Among other problems, the long flight time needed to arrive at an orbit suitable to intercept the airlift communications cut down on actual mission time, while poor atmospherics often hampered VHF hearability. The handful of available aircrews took a pounding from the extended missions aloft and in a short time were exhausted. The air force was to learn, as it did later with the Hilo Hattie program in South Vietnam, that ACRP mission plans needed to be written with actual conditions in mind. [ — ]
On 20 December 1961, PACAF Advised [ — ] that it was sending a 350-man team to man to establish a Tactical Air Control System (TACS) under Project Barn Door to Vietnam. (Barn Door was an USAF project to upgrade the forward air control system (FAC) in South Vietnam.) This contingent included the CCU, which would be limited to fifty men. The following day, the wing advised PACAF that it would deploy one intercept van, one cryptanalytic van, one analysis van, one high frequency direction finding (HFDF) station, and a set of support vans and vehicles. At the same time. [ — ] advised PACAF that it was sending a communications van to Tan Son Nhut Air Base to support the AFSSO serving the USAF’s 2nd Advanced Squadron (ADVON). The wing also sent along additional intercept and analysis vans to Tan Son Nhiit in case there was an expansion of the mission. In large measure, the air force’s deployment matched the contingency plan it had written up the year earlier.
The mission for the CCU was to provide VHF intercept coverage of communist air forces operating in the area of western DRV and eastern Laos – where most of the communist air supply flights operated – and to alert the 2d ADVON [ — ] deploy to the region.
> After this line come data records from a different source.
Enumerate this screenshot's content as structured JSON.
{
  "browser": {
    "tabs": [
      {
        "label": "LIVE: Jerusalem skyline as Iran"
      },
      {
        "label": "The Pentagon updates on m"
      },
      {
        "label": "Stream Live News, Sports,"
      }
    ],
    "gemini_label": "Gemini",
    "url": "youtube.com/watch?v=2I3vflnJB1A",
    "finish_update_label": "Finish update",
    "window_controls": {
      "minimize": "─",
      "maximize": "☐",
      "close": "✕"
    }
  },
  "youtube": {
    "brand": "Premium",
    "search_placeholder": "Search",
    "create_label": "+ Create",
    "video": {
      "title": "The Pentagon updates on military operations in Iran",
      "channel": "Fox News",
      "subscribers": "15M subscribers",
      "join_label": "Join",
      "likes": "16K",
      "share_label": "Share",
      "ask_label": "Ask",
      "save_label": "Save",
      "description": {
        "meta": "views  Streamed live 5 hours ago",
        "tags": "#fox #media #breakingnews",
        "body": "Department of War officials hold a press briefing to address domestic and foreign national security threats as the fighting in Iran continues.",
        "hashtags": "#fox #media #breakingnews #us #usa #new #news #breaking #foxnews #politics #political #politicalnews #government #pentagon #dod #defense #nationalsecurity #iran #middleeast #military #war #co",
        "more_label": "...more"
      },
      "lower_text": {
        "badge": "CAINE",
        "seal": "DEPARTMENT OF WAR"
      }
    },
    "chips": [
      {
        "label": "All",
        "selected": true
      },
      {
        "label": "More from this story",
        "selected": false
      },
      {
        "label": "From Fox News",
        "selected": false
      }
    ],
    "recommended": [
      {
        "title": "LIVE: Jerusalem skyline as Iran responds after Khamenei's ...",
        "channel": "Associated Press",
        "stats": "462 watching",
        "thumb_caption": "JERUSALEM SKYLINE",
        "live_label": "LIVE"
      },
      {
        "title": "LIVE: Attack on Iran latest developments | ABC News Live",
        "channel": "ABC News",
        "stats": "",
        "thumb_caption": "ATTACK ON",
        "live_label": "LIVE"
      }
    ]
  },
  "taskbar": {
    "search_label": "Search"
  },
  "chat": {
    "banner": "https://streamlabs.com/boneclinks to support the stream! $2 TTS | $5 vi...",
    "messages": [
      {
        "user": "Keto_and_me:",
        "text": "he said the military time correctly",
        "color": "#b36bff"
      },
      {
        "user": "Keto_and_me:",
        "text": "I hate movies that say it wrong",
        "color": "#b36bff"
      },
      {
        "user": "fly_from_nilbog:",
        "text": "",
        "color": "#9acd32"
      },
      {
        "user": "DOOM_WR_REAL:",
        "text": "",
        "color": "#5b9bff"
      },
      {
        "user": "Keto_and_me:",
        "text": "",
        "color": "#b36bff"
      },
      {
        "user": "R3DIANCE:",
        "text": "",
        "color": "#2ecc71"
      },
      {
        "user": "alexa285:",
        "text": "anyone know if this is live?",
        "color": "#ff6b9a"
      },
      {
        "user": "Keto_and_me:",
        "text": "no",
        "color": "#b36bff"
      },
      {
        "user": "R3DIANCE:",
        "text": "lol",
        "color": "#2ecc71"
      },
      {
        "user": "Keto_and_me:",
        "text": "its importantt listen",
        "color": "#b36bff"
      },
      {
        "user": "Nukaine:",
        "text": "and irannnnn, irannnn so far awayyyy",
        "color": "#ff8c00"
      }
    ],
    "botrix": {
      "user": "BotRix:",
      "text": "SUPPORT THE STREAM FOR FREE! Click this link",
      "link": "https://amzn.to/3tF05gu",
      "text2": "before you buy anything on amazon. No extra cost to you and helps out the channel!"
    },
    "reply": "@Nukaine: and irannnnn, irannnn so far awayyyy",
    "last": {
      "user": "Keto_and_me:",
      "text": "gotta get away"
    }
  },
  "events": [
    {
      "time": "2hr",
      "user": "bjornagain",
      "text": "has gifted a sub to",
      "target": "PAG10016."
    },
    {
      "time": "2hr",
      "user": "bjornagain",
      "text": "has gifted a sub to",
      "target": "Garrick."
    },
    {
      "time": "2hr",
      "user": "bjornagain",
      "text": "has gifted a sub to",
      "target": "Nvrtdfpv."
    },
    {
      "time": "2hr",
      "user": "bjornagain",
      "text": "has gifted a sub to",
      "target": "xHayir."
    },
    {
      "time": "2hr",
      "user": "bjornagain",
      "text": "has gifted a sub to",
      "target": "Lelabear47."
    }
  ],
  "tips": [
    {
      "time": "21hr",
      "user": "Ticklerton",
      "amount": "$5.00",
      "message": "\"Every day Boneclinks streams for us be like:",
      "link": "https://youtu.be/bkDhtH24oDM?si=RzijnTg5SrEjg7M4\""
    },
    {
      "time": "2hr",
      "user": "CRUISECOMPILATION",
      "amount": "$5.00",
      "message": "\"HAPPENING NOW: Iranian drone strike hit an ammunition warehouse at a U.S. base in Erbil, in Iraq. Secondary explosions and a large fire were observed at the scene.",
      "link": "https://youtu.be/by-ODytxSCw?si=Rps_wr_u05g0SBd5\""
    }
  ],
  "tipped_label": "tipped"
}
In this, the CCU was heavily dependent on the USAFSS site in the Philippines for tip-offs to incipient communist flight activity.
Source: Spartans in darkness: American SIGINT and the Indochina War, 1945-1975